I have written in the past on what I think that creationism offers the educational experience; namely, nothing. In my blog post, I noted that “the Supreme Court’s holding in Edwards v. Aguillard tells us that teaching creationism as a way of explaining the actual origins of the Earth is contrary to the First Amendment.” In order to circumvent this problem, certain legislators in Missouri don’t seek to offer an alternative theory for the development of life on Earth, in attacking evolution. Rather, via legislation, they authorize parents to pull their kids out of classes on evolution. The alleged justification for this activity is that Darwin’s theories are “just as much faith and, you know, just as much pulled out of the air as, say, any religion.”
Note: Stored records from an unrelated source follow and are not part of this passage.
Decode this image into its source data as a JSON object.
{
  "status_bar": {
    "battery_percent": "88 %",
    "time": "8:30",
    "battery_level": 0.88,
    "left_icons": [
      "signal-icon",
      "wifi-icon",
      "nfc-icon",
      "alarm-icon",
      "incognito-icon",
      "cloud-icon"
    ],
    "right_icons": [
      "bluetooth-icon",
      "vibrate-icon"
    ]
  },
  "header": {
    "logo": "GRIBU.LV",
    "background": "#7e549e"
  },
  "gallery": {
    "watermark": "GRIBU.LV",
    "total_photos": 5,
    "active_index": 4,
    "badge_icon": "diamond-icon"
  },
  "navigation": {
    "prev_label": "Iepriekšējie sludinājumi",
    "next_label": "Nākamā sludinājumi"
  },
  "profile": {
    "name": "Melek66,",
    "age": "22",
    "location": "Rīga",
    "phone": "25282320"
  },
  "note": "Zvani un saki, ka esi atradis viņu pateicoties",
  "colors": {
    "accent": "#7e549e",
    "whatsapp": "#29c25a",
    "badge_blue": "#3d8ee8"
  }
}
This, of course, is a curious stance. We do not have legislators in Missouri putting forth legislation that allows parents to pull their students out of classes concerning religion. To be sure, public schools are not allowed to put forth religious beliefs because they may violate the Establishment Clause of the First Amendment, as I mentioned in my first paragraph above. But English classes can discuss the Bible without violating the Establishment Clause of the First Amendment if they discuss the Bible as a work of literature, so one would think that legislators might want to allow parents to remove their kids from classes revolving in some way around religion, classes that might involve “just as much faith and, you know, just as much pulled out of the air as, say, any religion.” We also don’t have legislators in Missouri putting forth legislation that allows parents to pull their students out of classes concerning political theory, which may well involve “just as much faith and, you know, just as much pulled out of the air as, say, any religion,” especially given the fact that some political theories are clearly based much more on faith than they are on rationality and reason. Only Darwin is targeted for attack by Missouri legislators. Only Darwin is considered a worthy subject for legislation.
So, to paraphrase Orwell, according to certain Missouri legislators, all faiths are equal, but some faiths are more equal than others. And evolution–which isn’t faith-based to begin with–is nonetheless reduced to a faith with no evidence or justification whatsoever for the reduction, and then is placed as a lower order faith in relation to others. Presumably, this avoids having the approach labeled unconstitutional. But it can certainly be labeled unenlightened.